Outbreak of the War as Final Destination of the Novel↑
In the face of political developments in Germany in the 1930s, Musil radicalized his intention of using the novel as a warning against the "next mass catastrophe." He identified the takeover of the Nazis in 1933 as an even more horrific repetition of 1914 and regretted that his project had become a historical novel. Until the end of his life he meant for the novel to lead up to chapters depicting the mobilization, wherein he wanted to link the reality of the war, emerging from the civilizing fiction of an age of eternal peace, with the narrative inversion of all characters in the novel. With the outbreak of the war arises the potential for the emergence of antithetical qualities in every human being. The main character Ulrich would, in accordance with this unrealized plan, go to war in an act of intellectual and moral suicide.
The first book was received with great interest, especially in critical circles. Thereafter, a silence prevailed around Musil’s novel for a long time. Starting in the 1950s, however, its triumphal march around the world began with translations in many languages. The Man without Qualities was awarded its place as one of the most important German-language Modernist novels and as a unique literary-philosophical experiment; literary scholarship stresses, above all, the novel's significance for the explanation of the deeper causes of war.
Walter Fanta, Universität Klagenfurt
Section Editor: Frederik Schulze
- Musil, Robert: Diaries 1899-1942, (trans. Philip Panye) New York 1999, p. 267.
- Amann, Klaus: Robert Musil und das ‘Theorem der menschlichen Gestaltlosigkeit,’ in: Beil, Ulrich Johannes / Gamper, Michael / Wagner, Karl (eds.): Medien, Technik, Wissenschaft. Wissensübertragung bei Robert Musil und in seiner Zeit, Zurich 2011, p. 239.
- Musil, Robert: Precision and Soul. Essays and Addresses, trans. Pike, Burton / Luft, David S., Chicago 1990, pp. 113-114.
- Fontana, Oskar Maurus: Was arbeiten Sie? Gespräch mit Robert Musil, in: Musil, Robert: Klagenfurter Ausgabe. Kommentierte Edition sämtlicher Werke, Briefe und nachgelassener Schriften, Mit Transkriptionen und Faksimiles aller Handschriften.
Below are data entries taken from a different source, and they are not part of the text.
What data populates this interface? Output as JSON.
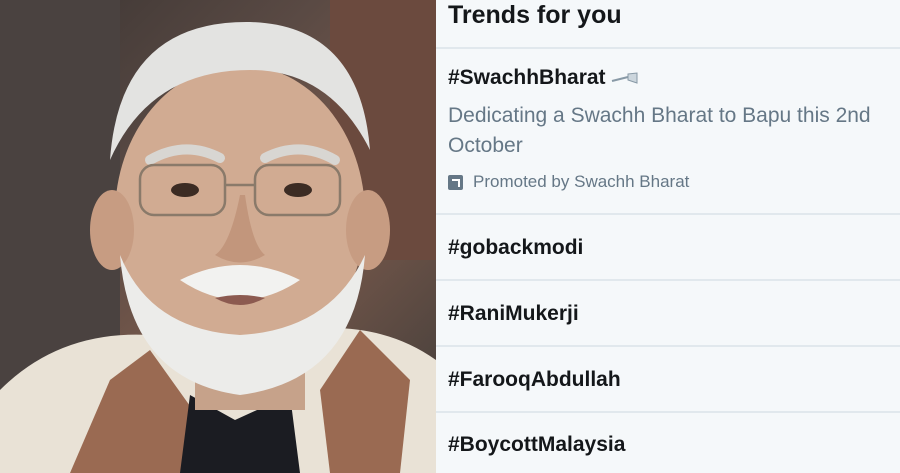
{
  "panel": {
    "title": "Trends for you",
    "promoted_trend": {
      "tag": "#SwachhBharat",
      "emoji": "broom-emoji",
      "description": "Dedicating a Swachh Bharat to Bapu this 2nd October",
      "promoted_label": "Promoted by Swachh Bharat",
      "promoted_icon": "promoted-arrow-icon"
    },
    "trends": [
      {
        "tag": "#gobackmodi"
      },
      {
        "tag": "#RaniMukerji"
      },
      {
        "tag": "#FarooqAbdullah"
      },
      {
        "tag": "#BoycottMalaysia"
      }
    ]
  },
  "colors": {
    "panel_bg": "#f5f8fa",
    "text_primary": "#14171a",
    "text_secondary": "#657786",
    "divider": "#e1e8ed"
  }
}
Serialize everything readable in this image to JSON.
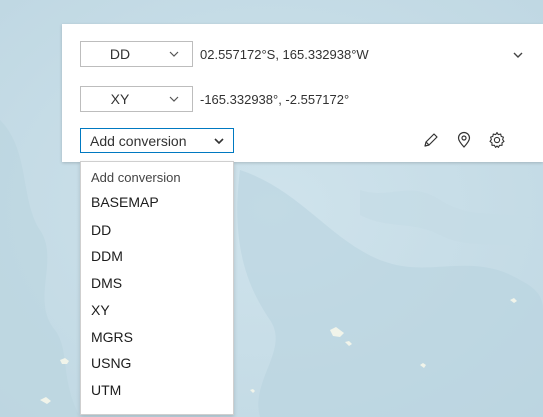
{
  "colors": {
    "accent": "#0079c1",
    "map_water": "#c9dfe8",
    "panel": "#ffffff"
  },
  "converter": {
    "rows": [
      {
        "format": "DD",
        "value": "02.557172°S, 165.332938°W"
      },
      {
        "format": "XY",
        "value": "-165.332938°, -2.557172°"
      }
    ],
    "expand_icon": "chevron-down-icon",
    "add_conversion": {
      "label": "Add conversion"
    },
    "tools": [
      "pencil-icon",
      "map-pin-icon",
      "gear-icon"
    ]
  },
  "dropdown": {
    "options": [
      "Add conversion",
      "BASEMAP",
      "DD",
      "DDM",
      "DMS",
      "XY",
      "MGRS",
      "USNG",
      "UTM"
    ]
  }
}
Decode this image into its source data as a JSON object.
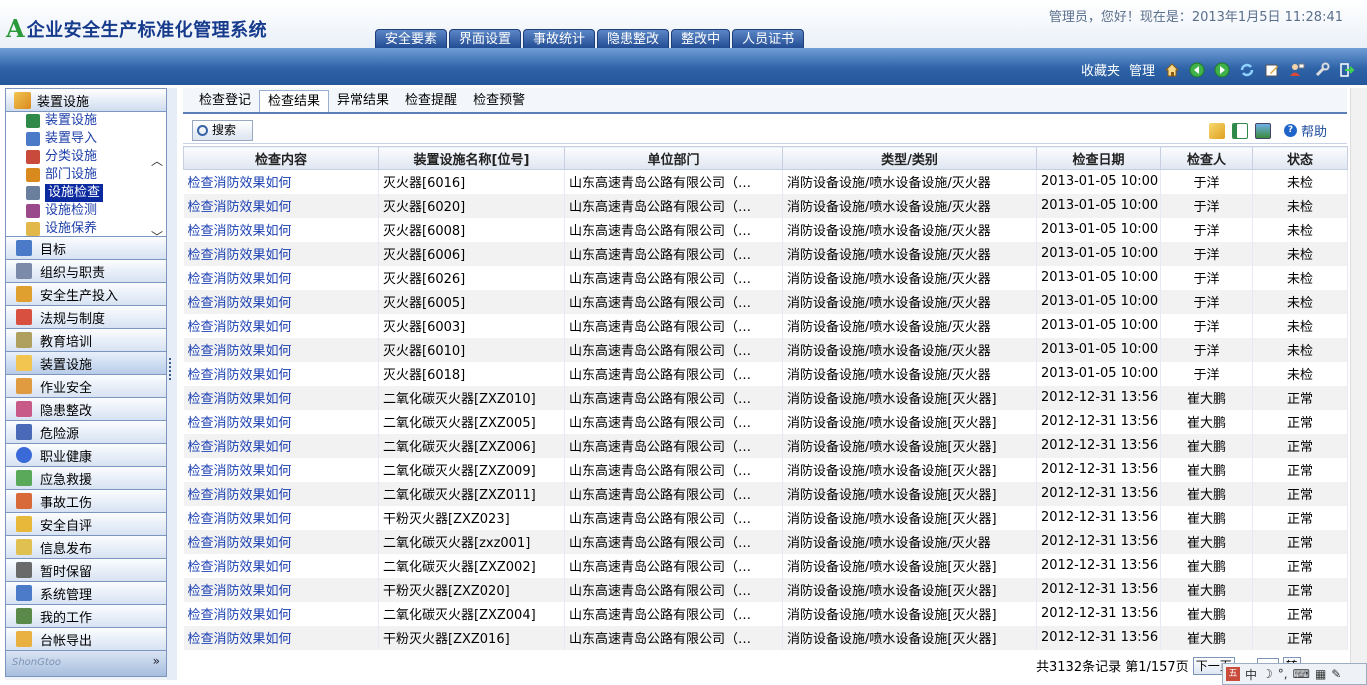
{
  "app": {
    "logo_mark": "A",
    "title": "企业安全生产标准化管理系统",
    "welcome": "管理员，您好！现在是：2013年1月5日  11:28:41"
  },
  "topnav": [
    "安全要素",
    "界面设置",
    "事故统计",
    "隐患整改",
    "整改中",
    "人员证书"
  ],
  "banner": {
    "links": [
      "收藏夹",
      "管理"
    ],
    "icons": [
      "home-icon",
      "back-icon",
      "forward-icon",
      "refresh-icon",
      "edit-icon",
      "user-icon",
      "tools-icon",
      "logout-icon"
    ]
  },
  "sidebar": {
    "header": "装置设施",
    "sub_items": [
      "装置设施",
      "装置导入",
      "分类设施",
      "部门设施",
      "设施检查",
      "设施检测",
      "设施保养"
    ],
    "active_sub": "设施检查",
    "modules": [
      "目标",
      "组织与职责",
      "安全生产投入",
      "法规与制度",
      "教育培训",
      "装置设施",
      "作业安全",
      "隐患整改",
      "危险源",
      "职业健康",
      "应急救援",
      "事故工伤",
      "安全自评",
      "信息发布",
      "暂时保留",
      "系统管理",
      "我的工作",
      "台帐导出"
    ],
    "active_module": "装置设施",
    "footer_watermark": "ShonGtoo"
  },
  "tabs": [
    "检查登记",
    "检查结果",
    "异常结果",
    "检查提醒",
    "检查预警"
  ],
  "active_tab": "检查结果",
  "toolbar": {
    "search_label": "搜索",
    "help_label": "帮助"
  },
  "table": {
    "columns": [
      "检查内容",
      "装置设施名称[位号]",
      "单位部门",
      "类型/类别",
      "检查日期",
      "检查人",
      "状态"
    ],
    "rows": [
      [
        "检查消防效果如何",
        "灭火器[6016]",
        "山东高速青岛公路有限公司（…",
        "消防设备设施/喷水设备设施/灭火器",
        "2013-01-05 10:00",
        "于洋",
        "未检"
      ],
      [
        "检查消防效果如何",
        "灭火器[6020]",
        "山东高速青岛公路有限公司（…",
        "消防设备设施/喷水设备设施/灭火器",
        "2013-01-05 10:00",
        "于洋",
        "未检"
      ],
      [
        "检查消防效果如何",
        "灭火器[6008]",
        "山东高速青岛公路有限公司（…",
        "消防设备设施/喷水设备设施/灭火器",
        "2013-01-05 10:00",
        "于洋",
        "未检"
      ],
      [
        "检查消防效果如何",
        "灭火器[6006]",
        "山东高速青岛公路有限公司（…",
        "消防设备设施/喷水设备设施/灭火器",
        "2013-01-05 10:00",
        "于洋",
        "未检"
      ],
      [
        "检查消防效果如何",
        "灭火器[6026]",
        "山东高速青岛公路有限公司（…",
        "消防设备设施/喷水设备设施/灭火器",
        "2013-01-05 10:00",
        "于洋",
        "未检"
      ],
      [
        "检查消防效果如何",
        "灭火器[6005]",
        "山东高速青岛公路有限公司（…",
        "消防设备设施/喷水设备设施/灭火器",
        "2013-01-05 10:00",
        "于洋",
        "未检"
      ],
      [
        "检查消防效果如何",
        "灭火器[6003]",
        "山东高速青岛公路有限公司（…",
        "消防设备设施/喷水设备设施/灭火器",
        "2013-01-05 10:00",
        "于洋",
        "未检"
      ],
      [
        "检查消防效果如何",
        "灭火器[6010]",
        "山东高速青岛公路有限公司（…",
        "消防设备设施/喷水设备设施/灭火器",
        "2013-01-05 10:00",
        "于洋",
        "未检"
      ],
      [
        "检查消防效果如何",
        "灭火器[6018]",
        "山东高速青岛公路有限公司（…",
        "消防设备设施/喷水设备设施/灭火器",
        "2013-01-05 10:00",
        "于洋",
        "未检"
      ],
      [
        "检查消防效果如何",
        "二氧化碳灭火器[ZXZ010]",
        "山东高速青岛公路有限公司（…",
        "消防设备设施/喷水设备设施[灭火器]",
        "2012-12-31 13:56",
        "崔大鹏",
        "正常"
      ],
      [
        "检查消防效果如何",
        "二氧化碳灭火器[ZXZ005]",
        "山东高速青岛公路有限公司（…",
        "消防设备设施/喷水设备设施[灭火器]",
        "2012-12-31 13:56",
        "崔大鹏",
        "正常"
      ],
      [
        "检查消防效果如何",
        "二氧化碳灭火器[ZXZ006]",
        "山东高速青岛公路有限公司（…",
        "消防设备设施/喷水设备设施[灭火器]",
        "2012-12-31 13:56",
        "崔大鹏",
        "正常"
      ],
      [
        "检查消防效果如何",
        "二氧化碳灭火器[ZXZ009]",
        "山东高速青岛公路有限公司（…",
        "消防设备设施/喷水设备设施[灭火器]",
        "2012-12-31 13:56",
        "崔大鹏",
        "正常"
      ],
      [
        "检查消防效果如何",
        "二氧化碳灭火器[ZXZ011]",
        "山东高速青岛公路有限公司（…",
        "消防设备设施/喷水设备设施[灭火器]",
        "2012-12-31 13:56",
        "崔大鹏",
        "正常"
      ],
      [
        "检查消防效果如何",
        "干粉灭火器[ZXZ023]",
        "山东高速青岛公路有限公司（…",
        "消防设备设施/喷水设备设施[灭火器]",
        "2012-12-31 13:56",
        "崔大鹏",
        "正常"
      ],
      [
        "检查消防效果如何",
        "二氧化碳灭火器[zxz001]",
        "山东高速青岛公路有限公司（…",
        "消防设备设施/喷水设备设施/灭火器",
        "2012-12-31 13:56",
        "崔大鹏",
        "正常"
      ],
      [
        "检查消防效果如何",
        "二氧化碳灭火器[ZXZ002]",
        "山东高速青岛公路有限公司（…",
        "消防设备设施/喷水设备设施[灭火器]",
        "2012-12-31 13:56",
        "崔大鹏",
        "正常"
      ],
      [
        "检查消防效果如何",
        "干粉灭火器[ZXZ020]",
        "山东高速青岛公路有限公司（…",
        "消防设备设施/喷水设备设施[灭火器]",
        "2012-12-31 13:56",
        "崔大鹏",
        "正常"
      ],
      [
        "检查消防效果如何",
        "二氧化碳灭火器[ZXZ004]",
        "山东高速青岛公路有限公司（…",
        "消防设备设施/喷水设备设施[灭火器]",
        "2012-12-31 13:56",
        "崔大鹏",
        "正常"
      ],
      [
        "检查消防效果如何",
        "干粉灭火器[ZXZ016]",
        "山东高速青岛公路有限公司（…",
        "消防设备设施/喷水设备设施[灭火器]",
        "2012-12-31 13:56",
        "崔大鹏",
        "正常"
      ]
    ]
  },
  "pager": {
    "summary": "共3132条记录 第1/157页",
    "next_label": "下一页",
    "go_label": "转"
  },
  "ime": {
    "mode": "中"
  },
  "colors": {
    "banner": "#2e63a8",
    "topnav_tab": "#234d93",
    "link_blue": "#1a3fb2",
    "logo_green": "#2a9a3a",
    "logo_navy": "#163a8c"
  }
}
Lesetexte, volume 14: Selbstkommentare, published by Walter Fanta, Klaus Amann and Karl Corino, with the collaboration of Rosmarie Zeller, Klagenfurt 2015 (digital edition).
- Wolf, Norbert Christian: Kakanien als Gesellschaftskonstruktion. Robert Musils Sozioanalyse des 20. Jahrhunderts, Vienna 2011, pp. 43-63.
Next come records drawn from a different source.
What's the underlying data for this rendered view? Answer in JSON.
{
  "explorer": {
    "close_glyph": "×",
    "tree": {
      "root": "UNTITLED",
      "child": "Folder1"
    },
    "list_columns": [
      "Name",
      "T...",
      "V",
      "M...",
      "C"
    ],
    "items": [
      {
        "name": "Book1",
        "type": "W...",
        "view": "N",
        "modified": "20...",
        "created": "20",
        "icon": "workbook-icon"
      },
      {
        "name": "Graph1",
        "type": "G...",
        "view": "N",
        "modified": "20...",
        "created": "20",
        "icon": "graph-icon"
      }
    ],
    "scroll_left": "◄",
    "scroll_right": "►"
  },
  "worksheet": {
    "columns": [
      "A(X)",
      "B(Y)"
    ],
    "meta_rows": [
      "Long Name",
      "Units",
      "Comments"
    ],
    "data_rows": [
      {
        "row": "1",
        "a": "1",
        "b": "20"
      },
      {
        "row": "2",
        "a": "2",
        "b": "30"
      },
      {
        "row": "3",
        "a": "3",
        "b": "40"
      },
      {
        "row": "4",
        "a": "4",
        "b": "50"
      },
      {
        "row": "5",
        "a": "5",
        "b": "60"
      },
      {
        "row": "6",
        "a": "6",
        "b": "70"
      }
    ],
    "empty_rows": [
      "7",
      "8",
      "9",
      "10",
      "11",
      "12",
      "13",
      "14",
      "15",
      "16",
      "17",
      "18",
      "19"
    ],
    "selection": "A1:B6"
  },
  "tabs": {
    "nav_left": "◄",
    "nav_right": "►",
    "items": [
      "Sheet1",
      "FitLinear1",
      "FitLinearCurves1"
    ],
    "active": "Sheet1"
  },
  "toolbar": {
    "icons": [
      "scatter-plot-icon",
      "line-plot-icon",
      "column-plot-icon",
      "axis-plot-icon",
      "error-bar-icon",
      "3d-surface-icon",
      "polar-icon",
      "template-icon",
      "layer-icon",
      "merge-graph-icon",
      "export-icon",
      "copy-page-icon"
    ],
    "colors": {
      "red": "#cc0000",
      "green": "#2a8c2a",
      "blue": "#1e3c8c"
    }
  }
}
- Musil, Robert: The Man without Qualities. Volume 1, trans. Wilkens, Sophie / Pike, Burton, New York 1995, p. 30.
- Clark, Christopher: The Sleepwalkers: How Europe Went to War in 1914, London 2012, pp. 551-552.
- Musil, Robert: The Man without Qualities. Volume 2, trans. Wilkens, Sophie / Pike, Burton, New York 1995, p. 1127.
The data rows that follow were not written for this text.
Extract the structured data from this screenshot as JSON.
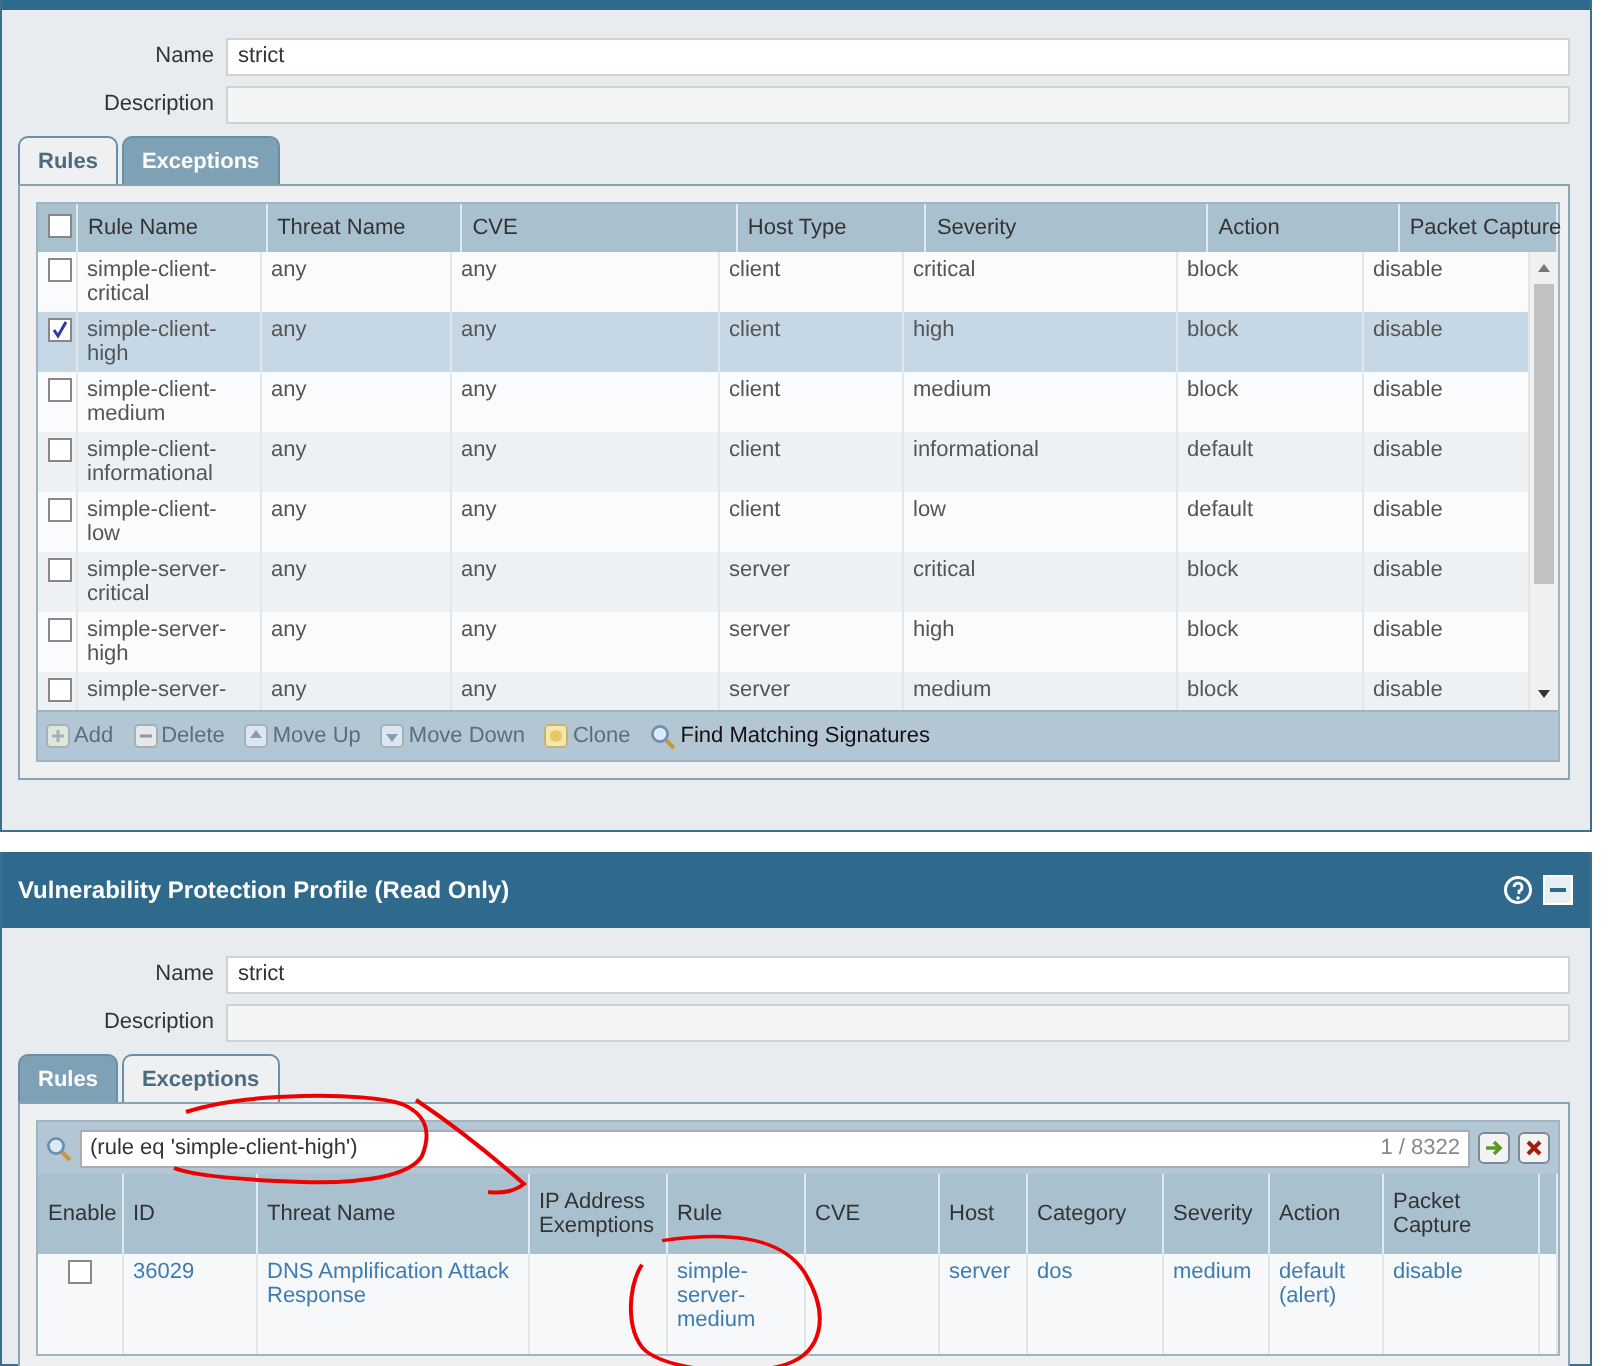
{
  "top_dialog": {
    "name_label": "Name",
    "name_value": "strict",
    "description_label": "Description",
    "tabs": [
      {
        "label": "Rules",
        "selected": true
      },
      {
        "label": "Exceptions",
        "selected": false
      }
    ],
    "rules_table": {
      "select_all_checked": false,
      "columns": [
        "Rule Name",
        "Threat Name",
        "CVE",
        "Host Type",
        "Severity",
        "Action",
        "Packet Capture"
      ],
      "rows": [
        {
          "checked": false,
          "selected": false,
          "cells": [
            "simple-client-critical",
            "any",
            "any",
            "client",
            "critical",
            "block",
            "disable"
          ]
        },
        {
          "checked": true,
          "selected": true,
          "cells": [
            "simple-client-high",
            "any",
            "any",
            "client",
            "high",
            "block",
            "disable"
          ]
        },
        {
          "checked": false,
          "selected": false,
          "cells": [
            "simple-client-medium",
            "any",
            "any",
            "client",
            "medium",
            "block",
            "disable"
          ]
        },
        {
          "checked": false,
          "selected": false,
          "cells": [
            "simple-client-informational",
            "any",
            "any",
            "client",
            "informational",
            "default",
            "disable"
          ]
        },
        {
          "checked": false,
          "selected": false,
          "cells": [
            "simple-client-low",
            "any",
            "any",
            "client",
            "low",
            "default",
            "disable"
          ]
        },
        {
          "checked": false,
          "selected": false,
          "cells": [
            "simple-server-critical",
            "any",
            "any",
            "server",
            "critical",
            "block",
            "disable"
          ]
        },
        {
          "checked": false,
          "selected": false,
          "cells": [
            "simple-server-high",
            "any",
            "any",
            "server",
            "high",
            "block",
            "disable"
          ]
        },
        {
          "checked": false,
          "selected": false,
          "cells": [
            "simple-server-",
            "any",
            "any",
            "server",
            "medium",
            "block",
            "disable"
          ]
        }
      ]
    },
    "toolbar": [
      {
        "kind": "add",
        "label": "Add",
        "disabled": true
      },
      {
        "kind": "delete",
        "label": "Delete",
        "disabled": true
      },
      {
        "kind": "up",
        "label": "Move Up",
        "disabled": true
      },
      {
        "kind": "down",
        "label": "Move Down",
        "disabled": true
      },
      {
        "kind": "clone",
        "label": "Clone",
        "disabled": true
      },
      {
        "kind": "find",
        "label": "Find Matching Signatures",
        "disabled": false
      }
    ]
  },
  "bottom_dialog": {
    "title": "Vulnerability Protection Profile (Read Only)",
    "name_label": "Name",
    "name_value": "strict",
    "description_label": "Description",
    "tabs": [
      {
        "label": "Rules",
        "selected": false
      },
      {
        "label": "Exceptions",
        "selected": true
      }
    ],
    "filter": {
      "value": "(rule eq 'simple-client-high')",
      "count": "1 / 8322"
    },
    "exceptions_table": {
      "columns": [
        "Enable",
        "ID",
        "Threat Name",
        "IP Address Exemptions",
        "Rule",
        "CVE",
        "Host",
        "Category",
        "Severity",
        "Action",
        "Packet Capture"
      ],
      "rows": [
        {
          "enabled": false,
          "cells": [
            "",
            "36029",
            "DNS Amplification Attack Response",
            "",
            "simple-server-medium",
            "",
            "server",
            "dos",
            "medium",
            "default (alert)",
            "disable"
          ]
        }
      ]
    }
  }
}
- Amann, Klaus: Robert Musil und das 'Theorem der menschlichen Gestaltlosigkeit', in: Beil, Ulrich Johannes / Gamper, Michael / Wagner, Karl (eds.): Medien, Technik, Wissenschaft. Wissensübertragung bei Robert Musil und in seiner Zeit, Zurich 2011: Chronos, pp. 237-254.
- Fanta, Walter: Krieg & Sex – Terror & Erlösung im Finale des 'Mann ohne Eigenschaften', in: Feger, Hans / Pott, Hans-Georg / Wolf, Norbert Christian (eds.): Terror und Erlösung. Robert Musil und der Gewaltdiskurs in der Zwischenkriegszeit, Munich 2009: Fink, pp. 209-225.
- Mülder-Bach, Inka: Robert Musil. Der Mann ohne Eigenschaften. Ein Versuch über den Roman, Munich 2013: Carl Hanser.
- Payne, Philip / Bartram, Graham / Tihanov, Galin (eds.): A companion to the works of Robert Musil, Rochester 2007: Camden House.
- Wolf, Norbert Christian: Kakanien als Gesellschaftskonstruktion. Robert Musils Sozioanalyse des 20. Jahrhunderts, Vienna 2011: Böhlau.